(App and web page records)
━━━━━━

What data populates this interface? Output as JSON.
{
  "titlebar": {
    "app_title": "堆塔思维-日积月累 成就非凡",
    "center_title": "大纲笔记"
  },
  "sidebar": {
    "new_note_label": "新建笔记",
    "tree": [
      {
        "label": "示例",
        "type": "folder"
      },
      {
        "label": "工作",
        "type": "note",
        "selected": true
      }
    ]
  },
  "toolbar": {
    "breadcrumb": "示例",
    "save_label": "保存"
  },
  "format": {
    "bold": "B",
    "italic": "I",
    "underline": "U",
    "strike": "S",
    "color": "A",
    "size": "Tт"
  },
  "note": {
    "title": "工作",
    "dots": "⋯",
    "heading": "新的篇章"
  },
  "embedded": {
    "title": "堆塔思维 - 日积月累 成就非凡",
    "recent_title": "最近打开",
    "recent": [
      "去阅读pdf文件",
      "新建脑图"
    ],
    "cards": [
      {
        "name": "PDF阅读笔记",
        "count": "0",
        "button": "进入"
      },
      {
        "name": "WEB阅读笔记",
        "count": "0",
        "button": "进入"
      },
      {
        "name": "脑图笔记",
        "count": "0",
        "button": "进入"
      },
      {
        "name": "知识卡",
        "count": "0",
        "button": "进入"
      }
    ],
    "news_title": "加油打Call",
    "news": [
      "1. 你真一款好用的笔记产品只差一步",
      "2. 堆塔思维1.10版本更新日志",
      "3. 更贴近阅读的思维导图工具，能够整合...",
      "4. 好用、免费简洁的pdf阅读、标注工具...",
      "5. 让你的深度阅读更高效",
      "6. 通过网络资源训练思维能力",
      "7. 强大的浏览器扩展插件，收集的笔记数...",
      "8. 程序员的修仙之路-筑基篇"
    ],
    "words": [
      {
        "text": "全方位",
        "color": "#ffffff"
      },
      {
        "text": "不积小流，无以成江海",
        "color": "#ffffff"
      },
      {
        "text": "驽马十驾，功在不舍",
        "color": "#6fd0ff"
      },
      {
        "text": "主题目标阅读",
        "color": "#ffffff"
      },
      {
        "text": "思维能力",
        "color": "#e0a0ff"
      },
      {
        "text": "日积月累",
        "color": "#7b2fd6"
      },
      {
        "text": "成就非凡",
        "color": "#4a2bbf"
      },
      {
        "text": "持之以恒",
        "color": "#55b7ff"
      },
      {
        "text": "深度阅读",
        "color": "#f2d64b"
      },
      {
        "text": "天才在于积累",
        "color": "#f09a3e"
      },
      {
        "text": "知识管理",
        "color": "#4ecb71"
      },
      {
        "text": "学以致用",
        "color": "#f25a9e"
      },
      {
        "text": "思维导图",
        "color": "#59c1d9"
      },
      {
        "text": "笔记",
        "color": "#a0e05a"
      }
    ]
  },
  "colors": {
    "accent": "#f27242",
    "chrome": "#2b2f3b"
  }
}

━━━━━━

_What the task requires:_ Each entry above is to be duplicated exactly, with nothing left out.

_Solved exercise:_
What data populates this interface? Output as JSON.
{
  "titlebar": {
    "app_title": "堆塔思维-日积月累 成就非凡",
    "center_title": "大纲笔记"
  },
  "sidebar": {
    "new_note_label": "新建笔记",
    "tree": [
      {
        "label": "示例",
        "type": "folder"
      },
      {
        "label": "工作",
        "type": "note",
        "selected": true
      }
    ]
  },
  "toolbar": {
    "breadcrumb": "示例",
    "save_label": "保存"
  },
  "format": {
    "bold": "B",
    "italic": "I",
    "underline": "U",
    "strike": "S",
    "color": "A",
    "size": "Tт"
  },
  "note": {
    "title": "工作",
    "dots": "⋯",
    "heading": "新的篇章"
  },
  "embedded": {
    "title": "堆塔思维 - 日积月累 成就非凡",
    "recent_title": "最近打开",
    "recent": [
      "去阅读pdf文件",
      "新建脑图"
    ],
    "cards": [
      {
        "name": "PDF阅读笔记",
        "count": "0",
        "button": "进入"
      },
      {
        "name": "WEB阅读笔记",
        "count": "0",
        "button": "进入"
      },
      {
        "name": "脑图笔记",
        "count": "0",
        "button": "进入"
      },
      {
        "name": "知识卡",
        "count": "0",
        "button": "进入"
      }
    ],
    "news_title": "加油打Call",
    "news": [
      "1. 你真一款好用的笔记产品只差一步",
      "2. 堆塔思维1.10版本更新日志",
      "3. 更贴近阅读的思维导图工具，能够整合...",
      "4. 好用、免费简洁的pdf阅读、标注工具...",
      "5. 让你的深度阅读更高效",
      "6. 通过网络资源训练思维能力",
      "7. 强大的浏览器扩展插件，收集的笔记数...",
      "8. 程序员的修仙之路-筑基篇"
    ],
    "words": [
      {
        "text": "全方位",
        "color": "#ffffff"
      },
      {
        "text": "不积小流，无以成江海",
        "color": "#ffffff"
      },
      {
        "text": "驽马十驾，功在不舍",
        "color": "#6fd0ff"
      },
      {
        "text": "主题目标阅读",
        "color": "#ffffff"
      },
      {
        "text": "思维能力",
        "color": "#e0a0ff"
      },
      {
        "text": "日积月累",
        "color": "#7b2fd6"
      },
      {
        "text": "成就非凡",
        "color": "#4a2bbf"
      },
      {
        "text": "持之以恒",
        "color": "#55b7ff"
      },
      {
        "text": "深度阅读",
        "color": "#f2d64b"
      },
      {
        "text": "天才在于积累",
        "color": "#f09a3e"
      },
      {
        "text": "知识管理",
        "color": "#4ecb71"
      },
      {
        "text": "学以致用",
        "color": "#f25a9e"
      },
      {
        "text": "思维导图",
        "color": "#59c1d9"
      },
      {
        "text": "笔记",
        "color": "#a0e05a"
      }
    ]
  },
  "colors": {
    "accent": "#f27242",
    "chrome": "#2b2f3b"
  }
}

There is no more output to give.